• What you should do:
Gather the lines below that include the string "CEOS", copying each in full.

• Data about app and page elements:
Segment Open

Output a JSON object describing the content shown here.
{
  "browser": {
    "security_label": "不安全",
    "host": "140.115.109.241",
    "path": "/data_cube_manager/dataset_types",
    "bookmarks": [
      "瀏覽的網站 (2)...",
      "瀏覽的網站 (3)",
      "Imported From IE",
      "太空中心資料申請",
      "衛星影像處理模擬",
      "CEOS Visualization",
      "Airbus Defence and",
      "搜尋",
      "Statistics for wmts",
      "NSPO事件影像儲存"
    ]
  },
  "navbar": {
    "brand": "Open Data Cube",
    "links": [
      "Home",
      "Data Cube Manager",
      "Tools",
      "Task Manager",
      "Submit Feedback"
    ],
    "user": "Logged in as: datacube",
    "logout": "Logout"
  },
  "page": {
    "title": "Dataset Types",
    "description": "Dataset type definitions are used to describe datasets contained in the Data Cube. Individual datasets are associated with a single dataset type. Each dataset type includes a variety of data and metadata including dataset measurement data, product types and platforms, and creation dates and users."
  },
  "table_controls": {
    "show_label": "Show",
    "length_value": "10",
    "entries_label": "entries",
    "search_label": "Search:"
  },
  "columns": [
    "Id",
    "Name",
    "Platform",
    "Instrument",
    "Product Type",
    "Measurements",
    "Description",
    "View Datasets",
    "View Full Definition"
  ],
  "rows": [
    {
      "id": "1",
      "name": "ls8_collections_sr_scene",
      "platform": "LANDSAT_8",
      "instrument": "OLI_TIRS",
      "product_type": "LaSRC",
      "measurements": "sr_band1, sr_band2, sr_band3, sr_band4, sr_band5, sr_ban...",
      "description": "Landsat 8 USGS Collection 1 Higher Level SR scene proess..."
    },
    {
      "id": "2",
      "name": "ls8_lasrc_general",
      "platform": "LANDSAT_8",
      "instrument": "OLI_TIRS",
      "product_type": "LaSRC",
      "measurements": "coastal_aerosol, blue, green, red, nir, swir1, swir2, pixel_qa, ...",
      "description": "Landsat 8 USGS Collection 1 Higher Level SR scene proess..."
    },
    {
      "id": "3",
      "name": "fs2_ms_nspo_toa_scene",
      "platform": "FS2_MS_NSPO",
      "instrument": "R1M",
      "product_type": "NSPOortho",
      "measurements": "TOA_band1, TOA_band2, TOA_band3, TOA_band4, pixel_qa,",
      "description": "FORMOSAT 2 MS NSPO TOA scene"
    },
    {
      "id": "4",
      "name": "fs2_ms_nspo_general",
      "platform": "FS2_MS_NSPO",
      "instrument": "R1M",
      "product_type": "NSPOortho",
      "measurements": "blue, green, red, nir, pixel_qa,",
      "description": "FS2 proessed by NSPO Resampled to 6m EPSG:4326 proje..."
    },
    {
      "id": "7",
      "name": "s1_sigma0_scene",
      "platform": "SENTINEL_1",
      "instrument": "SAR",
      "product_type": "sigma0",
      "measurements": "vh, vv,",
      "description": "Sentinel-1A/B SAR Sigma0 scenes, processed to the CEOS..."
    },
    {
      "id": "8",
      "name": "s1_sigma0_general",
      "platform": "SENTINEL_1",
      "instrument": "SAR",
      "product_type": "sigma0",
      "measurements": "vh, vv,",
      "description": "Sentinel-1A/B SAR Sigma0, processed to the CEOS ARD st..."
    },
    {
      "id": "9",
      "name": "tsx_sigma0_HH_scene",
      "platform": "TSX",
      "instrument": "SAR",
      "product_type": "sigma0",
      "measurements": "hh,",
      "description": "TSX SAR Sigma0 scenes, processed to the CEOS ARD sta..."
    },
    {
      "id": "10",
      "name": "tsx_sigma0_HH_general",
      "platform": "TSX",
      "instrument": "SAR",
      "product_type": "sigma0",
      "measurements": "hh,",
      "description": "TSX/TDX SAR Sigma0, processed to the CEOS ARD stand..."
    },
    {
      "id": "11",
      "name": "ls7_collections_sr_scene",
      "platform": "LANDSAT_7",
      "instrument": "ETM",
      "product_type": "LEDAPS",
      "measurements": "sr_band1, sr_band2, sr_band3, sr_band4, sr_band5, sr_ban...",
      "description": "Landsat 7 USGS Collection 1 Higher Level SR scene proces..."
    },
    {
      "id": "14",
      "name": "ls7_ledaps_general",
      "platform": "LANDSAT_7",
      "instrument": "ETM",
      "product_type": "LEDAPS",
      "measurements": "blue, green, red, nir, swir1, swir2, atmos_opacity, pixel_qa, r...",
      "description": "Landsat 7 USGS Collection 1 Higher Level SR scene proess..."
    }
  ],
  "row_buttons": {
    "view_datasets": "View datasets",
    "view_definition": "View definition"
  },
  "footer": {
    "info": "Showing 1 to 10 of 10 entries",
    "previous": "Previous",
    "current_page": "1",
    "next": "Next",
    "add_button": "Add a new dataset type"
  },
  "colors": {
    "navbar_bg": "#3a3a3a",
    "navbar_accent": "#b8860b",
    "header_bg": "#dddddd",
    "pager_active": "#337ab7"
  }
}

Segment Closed

• Exercise solution:
      "CEOS Visualization",
      "description": "Sentinel-1A/B SAR Sigma0 scenes, processed to the CEOS..."
      "description": "Sentinel-1A/B SAR Sigma0, processed to the CEOS ARD st..."
      "description": "TSX SAR Sigma0 scenes, processed to the CEOS ARD sta..."
      "description": "TSX/TDX SAR Sigma0, processed to the CEOS ARD stand..."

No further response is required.